 It is particularly true as most of the hi-fi renewable energy technologies are expensive (beyond the purchasing power of rural poor), it demands high level of maintenance, knowledge to operate such devices and importantly it is not readily available in the local market, because of which, it needs to be imported from outside. Eventually, this import process creates negative market forces, which does not allow local enterprises for developing a regional and national market in the renewable energy with local innovation and market –led solution to the poverty alleviation.

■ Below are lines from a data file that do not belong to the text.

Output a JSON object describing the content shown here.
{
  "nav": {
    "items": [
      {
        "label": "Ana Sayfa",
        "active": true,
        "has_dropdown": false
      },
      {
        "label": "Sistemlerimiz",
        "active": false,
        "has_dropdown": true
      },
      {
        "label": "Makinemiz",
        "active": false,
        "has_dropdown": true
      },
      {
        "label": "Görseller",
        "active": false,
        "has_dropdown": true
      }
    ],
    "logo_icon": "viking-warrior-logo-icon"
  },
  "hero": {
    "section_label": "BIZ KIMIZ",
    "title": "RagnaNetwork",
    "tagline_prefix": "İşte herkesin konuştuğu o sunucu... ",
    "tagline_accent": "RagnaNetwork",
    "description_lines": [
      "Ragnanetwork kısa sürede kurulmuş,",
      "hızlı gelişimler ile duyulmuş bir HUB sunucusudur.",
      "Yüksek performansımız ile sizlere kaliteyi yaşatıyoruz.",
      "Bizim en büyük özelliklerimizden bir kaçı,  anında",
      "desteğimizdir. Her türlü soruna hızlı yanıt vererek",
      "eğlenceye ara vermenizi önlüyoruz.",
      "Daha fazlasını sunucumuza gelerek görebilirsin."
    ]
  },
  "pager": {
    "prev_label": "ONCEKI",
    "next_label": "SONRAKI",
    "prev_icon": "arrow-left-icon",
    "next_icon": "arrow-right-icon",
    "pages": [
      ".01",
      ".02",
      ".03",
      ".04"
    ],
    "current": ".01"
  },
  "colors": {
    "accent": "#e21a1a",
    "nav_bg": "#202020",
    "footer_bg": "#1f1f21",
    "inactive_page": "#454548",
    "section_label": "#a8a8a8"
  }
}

A picture of this kind is noticed in case of the micro-scale renewable energy technologies, including the improved cookstove technology. Although, we have the Lima Consensus, followed by the ISO standardization initiative for the cookstove sector, however, it is found that the parameters used for this high quality standardization is purely based on indoor air-pollution, safety, GHG reduction, thermal efficiency etc. This initiative does not include parameters such as a pricing index based on broad principle of affordability of stoves as per the income level of people or country’s economic situation like poverty level, GDP, Purchasing power parity etc.

A technological solution is outmoded and not relevant for poor countries if it cannot be accessible to people at an affordable price without compromising with the superior technological dimensions. The question is-how to make it happen then, at a low price with best technical solutions?

It is assumed that private sector involvement in the micro-scale renewable energy sector could be the game changer, which could ensure high quality RET solution at affordable price. Global private sector players with an interest in micro-scale RETs should partner with the local and regional small and medium enterprise for take up this challenge. A mass production at the regional level is also the key to reduce the cost as well as maintain uniformity in the standard of RETs.

One major bottleneck for this initiative could be the limited capacities of local and regional level SMEs to carry out this profit making (profit for purpose) intervention with a market-led approach. International development organizations should come forward to bridge up this gap by providing capacity building services in the business management and institutional development to the SMEs. Indeed, to have a spark effect on private sector involvement and promoting high quality RETs, local government should also have conducive policies for private sector involvement.  In absence of such policies, high quality RETs would be transformed into a myth and an unfulfilled dream.

Keshav C Das